Imagine this year launched its 4G Mobile WiMAX network deployment to cover Ireland, which will also reduce the average cost of broadband and phone services by as much as 50 percent, the company says. And Freedom4 received the green light to offer fully mobile WiMAX services in the U.K., using its nationwide 3.6GHz spectrum, after regulator Ofcom granted the operator a license variation.
“In the tough economic climate of 2009, WiMAX continued to make significant strides,” said Daryl Schoolar, principal analyst, wireless infrastructure at Current Analysis. “Operators such as Packet One, Yota, and Clearwire continued to expand their network footprints. Device form factors continued to improve, with more functionality and eye-pleasing packaging. I expect in 2010 not only will network deployment stories turn into subscriber stories, but we will see true commercial WiMAX roaming between operators supported by multi-band devices.”
In terms of technology, there were 86 products that received WiMAX Forum Certified status this year.
On the regulatory front, FDD WiMAX was accepted into the IMT-2000 family of standards and more than 50 companies endorsed the IEEE 802.16m IMT-Advanced candidate proposal for a future-proof roadmap.

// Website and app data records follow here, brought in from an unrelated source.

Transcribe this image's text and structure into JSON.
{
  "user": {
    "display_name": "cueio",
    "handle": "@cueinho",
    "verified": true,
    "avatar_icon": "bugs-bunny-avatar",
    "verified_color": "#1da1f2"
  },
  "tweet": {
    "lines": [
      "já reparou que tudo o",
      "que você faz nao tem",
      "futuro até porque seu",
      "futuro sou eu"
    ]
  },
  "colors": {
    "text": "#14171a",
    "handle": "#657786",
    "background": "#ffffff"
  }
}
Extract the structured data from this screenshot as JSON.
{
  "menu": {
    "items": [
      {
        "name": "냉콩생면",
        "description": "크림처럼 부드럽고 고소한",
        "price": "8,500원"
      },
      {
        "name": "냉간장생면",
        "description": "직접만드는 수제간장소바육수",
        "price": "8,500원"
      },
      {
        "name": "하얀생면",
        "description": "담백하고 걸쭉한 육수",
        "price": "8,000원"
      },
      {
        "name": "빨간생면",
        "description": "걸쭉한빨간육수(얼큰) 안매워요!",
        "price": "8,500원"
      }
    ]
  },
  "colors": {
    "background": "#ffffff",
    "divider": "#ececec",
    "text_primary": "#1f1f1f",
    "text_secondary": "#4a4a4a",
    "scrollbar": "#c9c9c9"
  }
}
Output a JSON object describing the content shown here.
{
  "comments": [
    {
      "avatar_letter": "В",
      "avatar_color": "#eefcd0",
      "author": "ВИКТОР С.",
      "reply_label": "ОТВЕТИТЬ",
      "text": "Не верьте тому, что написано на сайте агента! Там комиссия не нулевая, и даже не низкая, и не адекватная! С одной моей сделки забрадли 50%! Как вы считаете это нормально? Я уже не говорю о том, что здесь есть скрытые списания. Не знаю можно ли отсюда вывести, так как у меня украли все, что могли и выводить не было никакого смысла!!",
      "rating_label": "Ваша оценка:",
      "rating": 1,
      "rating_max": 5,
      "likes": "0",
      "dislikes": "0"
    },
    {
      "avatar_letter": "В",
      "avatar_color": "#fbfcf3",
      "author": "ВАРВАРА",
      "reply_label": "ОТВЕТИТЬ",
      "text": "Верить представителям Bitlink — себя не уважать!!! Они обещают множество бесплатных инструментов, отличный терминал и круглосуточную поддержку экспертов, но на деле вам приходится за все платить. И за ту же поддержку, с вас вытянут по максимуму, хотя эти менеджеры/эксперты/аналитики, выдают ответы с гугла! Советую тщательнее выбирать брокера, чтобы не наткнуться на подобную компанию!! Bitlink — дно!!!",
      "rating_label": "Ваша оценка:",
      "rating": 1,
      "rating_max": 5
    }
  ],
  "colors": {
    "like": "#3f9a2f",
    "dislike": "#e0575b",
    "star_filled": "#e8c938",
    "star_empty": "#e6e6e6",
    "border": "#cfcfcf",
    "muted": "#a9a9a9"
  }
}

Despite all the hullaballoo over LTE, vendors and operators are still supporting WiMAX, including commitments to build and trial WiMAX Release 2 based on the IEEE 802.16m standard – the next wave of the technology. These ecosystem backers include Alvarion, Beceem, Cisco, Clearwire, Huawei, Intel, KT, Motorola, Samsung, Sequans, UQC, Yota and ZTE.
The WiMAX Release 2 specification will be finalized in 2010 in parallel with IEEE 802.16m and IMT-Advanced, ensuring that WiMAX Release 2 networks and devices will remain backward compatible with legacy WiMAX Release 1 based on IEEE 802.16e.
The WiMAX Forum has several initiatives planned for 2010, including: